**What the task asks**
For the word "this", count the lines of the data that include it and give only the total.

**Given records**

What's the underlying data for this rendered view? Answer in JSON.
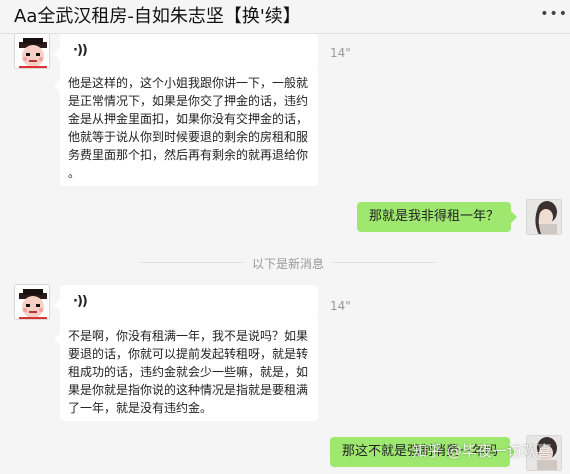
{
  "window": {
    "title": "Aa全武汉租房-自如朱志坚【换'续】",
    "more_icon": "more-dots-icon"
  },
  "messages": [
    {
      "type": "voice",
      "side": "left",
      "voice_glyph": "·))",
      "duration": "14\"",
      "transcript": "他是这样的，这个小姐我跟你讲一下，一般就\n是正常情况下，如果是你交了押金的话，违约\n金是从押金里面扣，如果你没有交押金的话，\n他就等于说从你到时候要退的剩余的房租和服\n务费里面那个扣，然后再有剩余的就再退给你\n。"
    },
    {
      "type": "text",
      "side": "right",
      "text": "那就是我非得租一年？"
    },
    {
      "type": "divider",
      "text": "以下是新消息"
    },
    {
      "type": "voice",
      "side": "left",
      "voice_glyph": "·))",
      "duration": "14\"",
      "transcript": "不是啊，你没有租满一年，我不是说吗？如果\n要退的话，你就可以提前发起转租呀，就是转\n租成功的话，违约金就会少一些嘛，就是，如\n果是你就是指你说的这种情况是指就是要租满\n了一年，就是没有违约金。"
    },
    {
      "type": "text",
      "side": "right",
      "text": "那这不就是强制消费一年吗"
    }
  ],
  "watermark": "知乎 @毕夜一访欢喜",
  "colors": {
    "background": "#f5f5f5",
    "own_bubble": "#9ee870",
    "other_bubble": "#ffffff",
    "meta_text": "#999999"
  }
}
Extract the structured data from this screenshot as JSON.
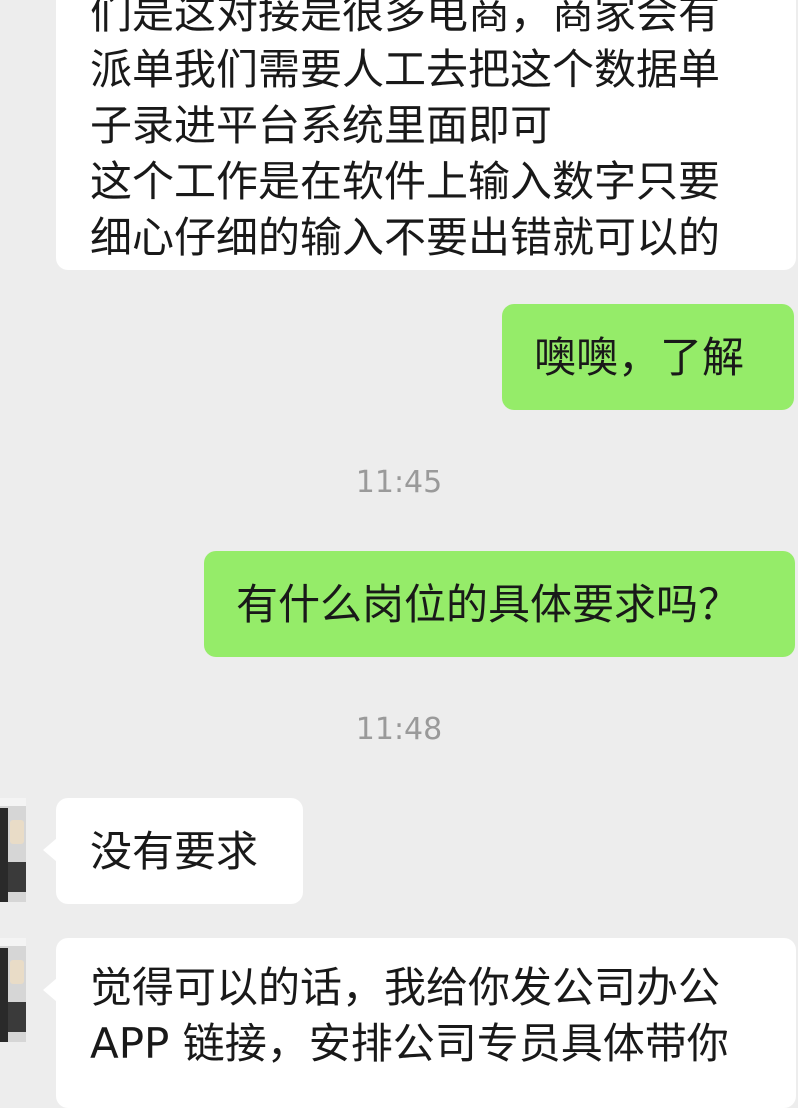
{
  "messages": {
    "m1": {
      "lines": [
        "们是这对接是很多电商，商家会有",
        "派单我们需要人工去把这个数据单",
        "子录进平台系统里面即可",
        "这个工作是在软件上输入数字只要",
        "细心仔细的输入不要出错就可以的"
      ]
    },
    "m2": {
      "text": "噢噢，了解"
    },
    "t1": "11:45",
    "m3": {
      "text": "有什么岗位的具体要求吗？"
    },
    "t2": "11:48",
    "m4": {
      "text": "没有要求"
    },
    "m5": {
      "lines": [
        "觉得可以的话，我给你发公司办公",
        "APP 链接，安排公司专员具体带你"
      ]
    }
  },
  "colors": {
    "background": "#ededed",
    "received_bubble": "#ffffff",
    "sent_bubble": "#95ec69",
    "timestamp": "#9a9a9a"
  }
}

**Problem solution**
2